| DATA SHOWN |

....

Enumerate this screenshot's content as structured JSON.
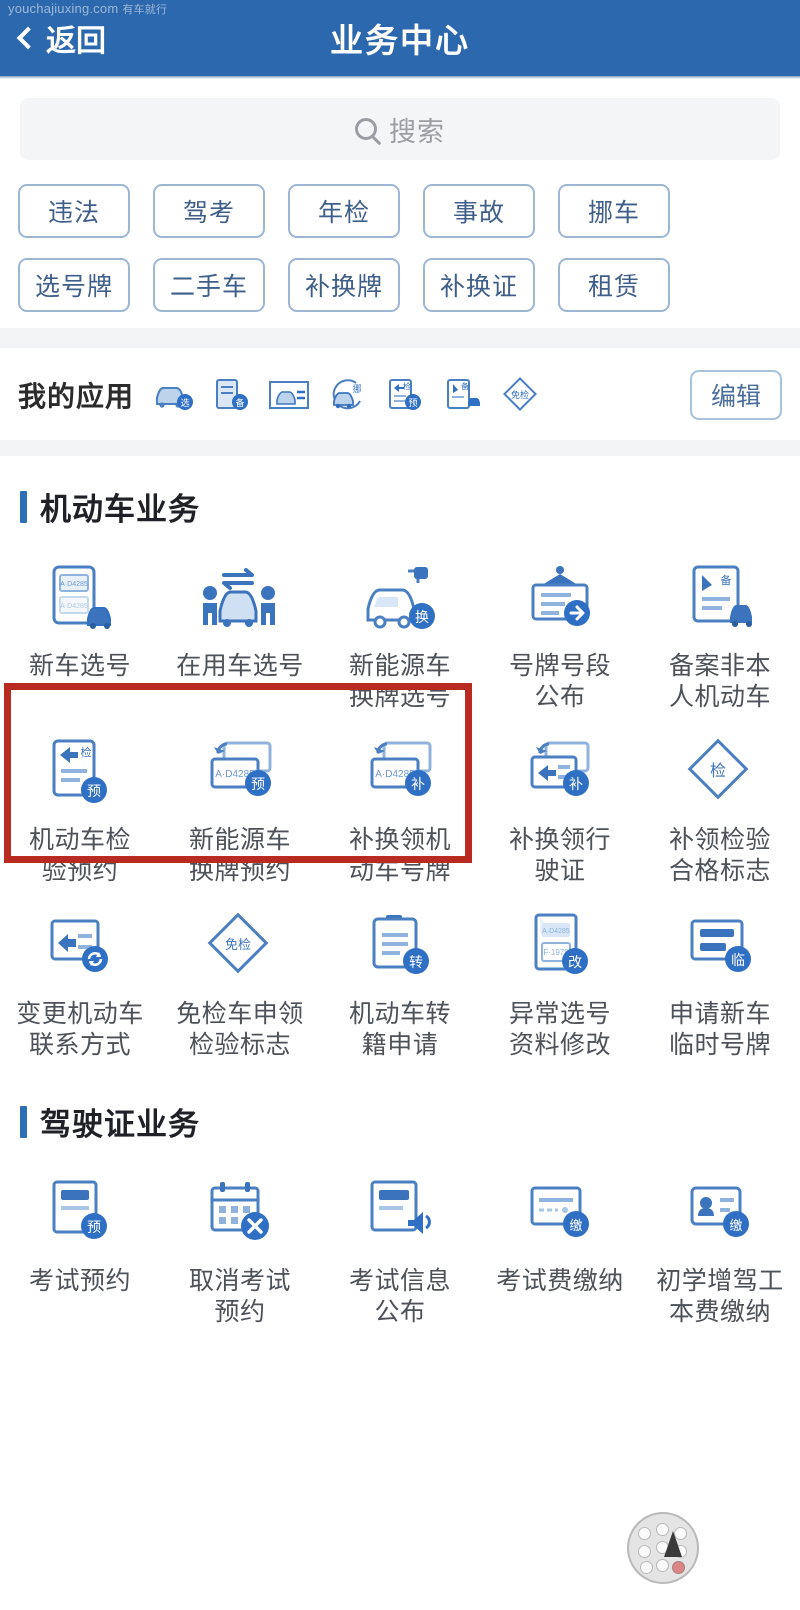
{
  "watermark": {
    "domain": "youchajiuxing.com",
    "cn": "有车就行"
  },
  "header": {
    "back_label": "返回",
    "back_icon": "chevron-left-icon",
    "title": "业务中心",
    "bg_color": "#2C68AD"
  },
  "search": {
    "placeholder": "搜索",
    "icon": "search-icon"
  },
  "chips": [
    {
      "label": "违法"
    },
    {
      "label": "驾考"
    },
    {
      "label": "年检"
    },
    {
      "label": "事故"
    },
    {
      "label": "挪车"
    },
    {
      "label": "选号牌"
    },
    {
      "label": "二手车"
    },
    {
      "label": "补换牌"
    },
    {
      "label": "补换证"
    },
    {
      "label": "租赁"
    }
  ],
  "my_apps": {
    "label": "我的应用",
    "edit_label": "编辑",
    "icons": [
      {
        "name": "car-plate-select-icon"
      },
      {
        "name": "document-record-icon"
      },
      {
        "name": "plate-photo-icon"
      },
      {
        "name": "move-car-icon"
      },
      {
        "name": "inspection-appointment-icon"
      },
      {
        "name": "record-nonlocal-vehicle-icon"
      },
      {
        "name": "exempt-inspection-icon"
      }
    ]
  },
  "sections": [
    {
      "title": "机动车业务",
      "accent_color": "#2C6FB5",
      "items": [
        {
          "label": "新车选号",
          "icon": "new-car-plate-select-icon"
        },
        {
          "label": "在用车选号",
          "icon": "in-use-car-plate-select-icon"
        },
        {
          "label": "新能源车\n换牌选号",
          "icon": "new-energy-plate-change-icon"
        },
        {
          "label": "号牌号段\n公布",
          "icon": "plate-range-announce-icon"
        },
        {
          "label": "备案非本\n人机动车",
          "icon": "record-nonlocal-vehicle-icon"
        },
        {
          "label": "机动车检\n验预约",
          "icon": "vehicle-inspection-appointment-icon"
        },
        {
          "label": "新能源车\n换牌预约",
          "icon": "new-energy-plate-appointment-icon"
        },
        {
          "label": "补换领机\n动车号牌",
          "icon": "replace-vehicle-plate-icon"
        },
        {
          "label": "补换领行\n驶证",
          "icon": "replace-driving-license-icon"
        },
        {
          "label": "补领检验\n合格标志",
          "icon": "replace-inspection-mark-icon"
        },
        {
          "label": "变更机动车\n联系方式",
          "icon": "change-contact-info-icon"
        },
        {
          "label": "免检车申领\n检验标志",
          "icon": "exempt-inspection-mark-icon"
        },
        {
          "label": "机动车转\n籍申请",
          "icon": "vehicle-transfer-icon"
        },
        {
          "label": "异常选号\n资料修改",
          "icon": "abnormal-plate-data-edit-icon"
        },
        {
          "label": "申请新车\n临时号牌",
          "icon": "temporary-plate-apply-icon"
        }
      ]
    },
    {
      "title": "驾驶证业务",
      "accent_color": "#2C6FB5",
      "items": [
        {
          "label": "考试预约",
          "icon": "exam-appointment-icon"
        },
        {
          "label": "取消考试\n预约",
          "icon": "cancel-exam-appointment-icon"
        },
        {
          "label": "考试信息\n公布",
          "icon": "exam-info-announce-icon"
        },
        {
          "label": "考试费缴纳",
          "icon": "exam-fee-payment-icon"
        },
        {
          "label": "初学增驾工\n本费缴纳",
          "icon": "license-fee-payment-icon"
        }
      ]
    }
  ],
  "highlight": {
    "color": "#B92B20",
    "covers": [
      "新车选号",
      "在用车选号",
      "新能源车换牌选号"
    ]
  },
  "assistive_touch": {
    "name": "floating-assistive-touch"
  },
  "plate_sample_text": "A·D4285",
  "badges": {
    "yu": "预",
    "bu": "补",
    "huan": "换",
    "jian": "检",
    "zhuan": "转",
    "gai": "改",
    "lin": "临",
    "jiao": "缴",
    "bei": "备",
    "mianjian": "免检"
  }
}
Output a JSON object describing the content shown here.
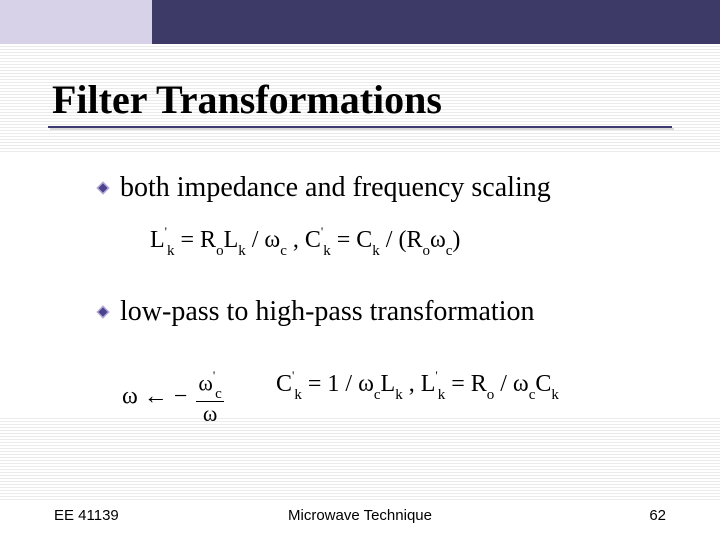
{
  "slide": {
    "title": "Filter Transformations",
    "bullets": [
      {
        "text": "both impedance and frequency scaling"
      },
      {
        "text": "low-pass to high-pass transformation"
      }
    ],
    "equations": {
      "eq1_html": "L<span class='sup'>'</span><span class='sub'>k</span> = R<span class='sub'>o</span>L<span class='sub'>k</span> / &omega;<span class='sub'>c</span> , C<span class='sup'>'</span><span class='sub'>k</span> = C<span class='sub'>k</span> / (R<span class='sub'>o</span>&omega;<span class='sub'>c</span>)",
      "eq2a_num": "&omega;<span class='sup'>'</span><span class='sub'>c</span>",
      "eq2a_den": "&omega;",
      "eq2a_prefix": "&omega; &larr; &minus;",
      "eq2b_html": "C<span class='sup'>'</span><span class='sub'>k</span> = 1 / &omega;<span class='sub'>c</span>L<span class='sub'>k</span> , L<span class='sup'>'</span><span class='sub'>k</span> = R<span class='sub'>o</span> / &omega;<span class='sub'>c</span>C<span class='sub'>k</span>"
    },
    "footer": {
      "left": "EE 41139",
      "center": "Microwave Technique",
      "right": "62"
    }
  }
}
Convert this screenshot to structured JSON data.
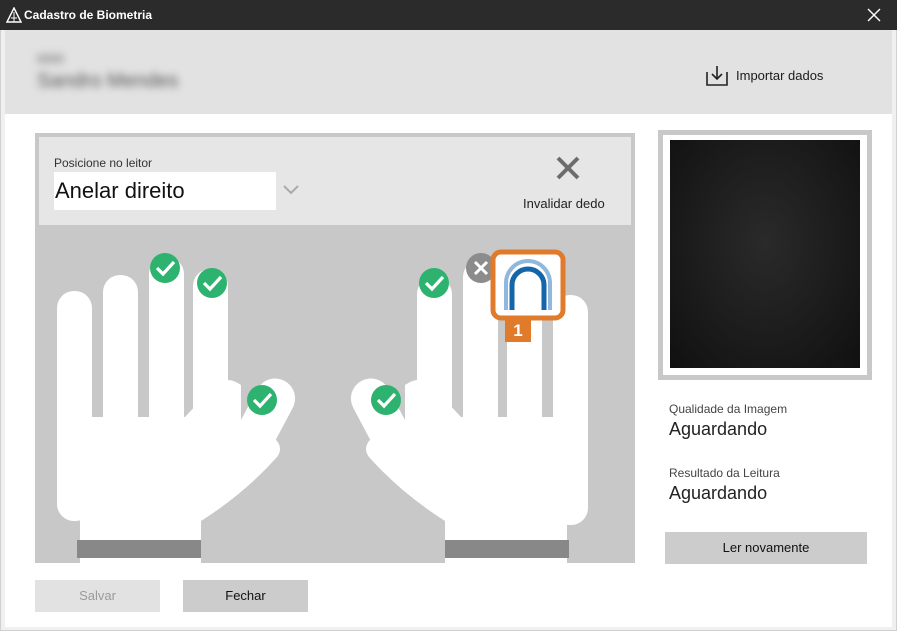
{
  "window": {
    "title": "Cadastro de Biometria",
    "icon": "app-logo-icon",
    "close_icon": "close-icon"
  },
  "header": {
    "person_code": "0000",
    "person_name": "Sandro Mendes",
    "import_label": "Importar dados",
    "import_icon": "import-icon"
  },
  "capture": {
    "caption": "Posicione no leitor",
    "selected_finger": "Anelar direito",
    "dropdown_icon": "chevron-down-icon",
    "invalidate_label": "Invalidar dedo",
    "invalidate_icon": "x-icon",
    "current_step": "1"
  },
  "fingers": {
    "left_hand": {
      "thumb": "captured",
      "index": "captured",
      "middle": "captured",
      "ring": "none",
      "little": "none"
    },
    "right_hand": {
      "thumb": "captured",
      "index": "captured",
      "middle": "invalid",
      "ring": "current",
      "little": "none"
    }
  },
  "status": {
    "quality_label": "Qualidade da Imagem",
    "quality_value": "Aguardando",
    "reading_label": "Resultado da Leitura",
    "reading_value": "Aguardando"
  },
  "buttons": {
    "read_again": "Ler novamente",
    "save": "Salvar",
    "close": "Fechar"
  },
  "colors": {
    "captured": "#2db36f",
    "invalid": "#8c8c8c",
    "current": "#e07b2c",
    "scanner_ring": "#1565a9"
  }
}
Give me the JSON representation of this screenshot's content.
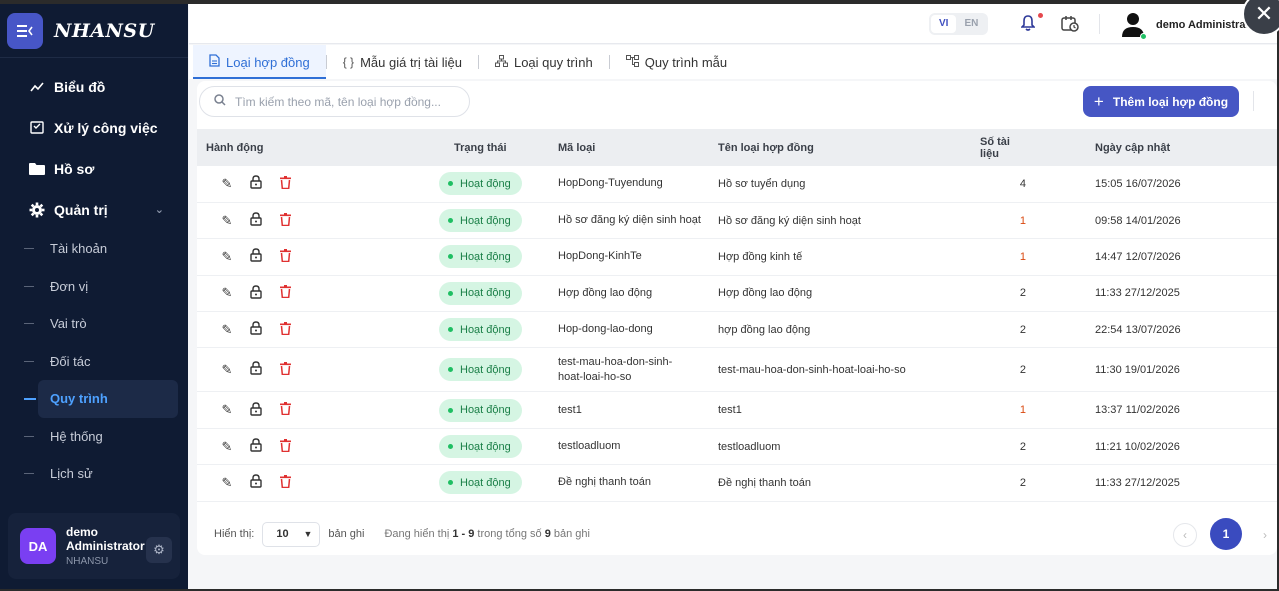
{
  "app": {
    "brand": "NHANSU"
  },
  "sidebar": {
    "items": [
      {
        "label": "Biểu đồ",
        "icon": "chart-line-icon"
      },
      {
        "label": "Xử lý công việc",
        "icon": "tasks-icon"
      },
      {
        "label": "Hồ sơ",
        "icon": "folder-icon"
      },
      {
        "label": "Quản trị",
        "icon": "gear-icon",
        "expanded": true
      }
    ],
    "subitems": [
      {
        "label": "Tài khoản"
      },
      {
        "label": "Đơn vị"
      },
      {
        "label": "Vai trò"
      },
      {
        "label": "Đối tác"
      },
      {
        "label": "Quy trình",
        "active": true
      },
      {
        "label": "Hệ thống"
      },
      {
        "label": "Lịch sử"
      }
    ],
    "user": {
      "initials": "DA",
      "name": "demo Administrator",
      "org": "NHANSU"
    }
  },
  "header": {
    "lang_vi": "VI",
    "lang_en": "EN",
    "active_lang": "VI",
    "user_name": "demo Administrato"
  },
  "tabs": [
    {
      "label": "Loại hợp đồng",
      "icon": "document-icon",
      "active": true
    },
    {
      "label": "Mẫu giá trị tài liệu",
      "icon": "braces-icon"
    },
    {
      "label": "Loại quy trình",
      "icon": "hierarchy-icon"
    },
    {
      "label": "Quy trình mẫu",
      "icon": "flow-icon"
    }
  ],
  "toolbar": {
    "search_placeholder": "Tìm kiếm theo mã, tên loại hợp đồng...",
    "add_label": "Thêm loại hợp đồng"
  },
  "table": {
    "columns": [
      "Hành động",
      "Trạng thái",
      "Mã loại",
      "Tên loại hợp đồng",
      "Số tài liệu",
      "Ngày cập nhật"
    ],
    "rows": [
      {
        "status": "Hoạt động",
        "ma": "HopDong-Tuyendung",
        "ten": "Hồ sơ tuyển dụng",
        "so": "4",
        "ngay": "15:05 16/07/2026"
      },
      {
        "status": "Hoạt động",
        "ma": "Hồ sơ đăng ký diện sinh hoạt",
        "ten": "Hồ sơ đăng ký diện sinh hoạt",
        "so": "1",
        "ngay": "09:58 14/01/2026"
      },
      {
        "status": "Hoạt động",
        "ma": "HopDong-KinhTe",
        "ten": "Hợp đồng kinh tế",
        "so": "1",
        "ngay": "14:47 12/07/2026"
      },
      {
        "status": "Hoạt động",
        "ma": "Hợp đồng lao động",
        "ten": "Hợp đồng lao động",
        "so": "2",
        "ngay": "11:33 27/12/2025"
      },
      {
        "status": "Hoạt động",
        "ma": "Hop-dong-lao-dong",
        "ten": "hợp đồng lao động",
        "so": "2",
        "ngay": "22:54 13/07/2026"
      },
      {
        "status": "Hoạt động",
        "ma": "test-mau-hoa-don-sinh-\nhoat-loai-ho-so",
        "ten": "test-mau-hoa-don-sinh-hoat-loai-ho-so",
        "so": "2",
        "ngay": "11:30 19/01/2026"
      },
      {
        "status": "Hoạt động",
        "ma": "test1",
        "ten": "test1",
        "so": "1",
        "ngay": "13:37 11/02/2026"
      },
      {
        "status": "Hoạt động",
        "ma": "testloadluom",
        "ten": "testloadluom",
        "so": "2",
        "ngay": "11:21 10/02/2026"
      },
      {
        "status": "Hoạt động",
        "ma": "Đề nghị thanh toán",
        "ten": "Đề nghị thanh toán",
        "so": "2",
        "ngay": "11:33 27/12/2025"
      }
    ]
  },
  "footer": {
    "show_label": "Hiển thị:",
    "page_size": "10",
    "records_label": "bản ghi",
    "info_prefix": "Đang hiển thị",
    "range": "1 - 9",
    "info_mid": "trong tổng số",
    "total": "9",
    "info_suffix": "bản ghi",
    "current_page": "1"
  },
  "colors": {
    "sidebar_bg": "#0f1b33",
    "accent": "#4656c4",
    "active_link": "#4ea1ff",
    "status_bg": "#d5f5e3",
    "status_text": "#1a7f47",
    "delete": "#e03131"
  }
}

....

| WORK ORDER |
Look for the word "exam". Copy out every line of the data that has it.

| SOLUTION FOR THIS TASK |
          "icon": "exam-appointment-icon"
          "icon": "cancel-exam-appointment-icon"
          "icon": "exam-info-announce-icon"
          "icon": "exam-fee-payment-icon"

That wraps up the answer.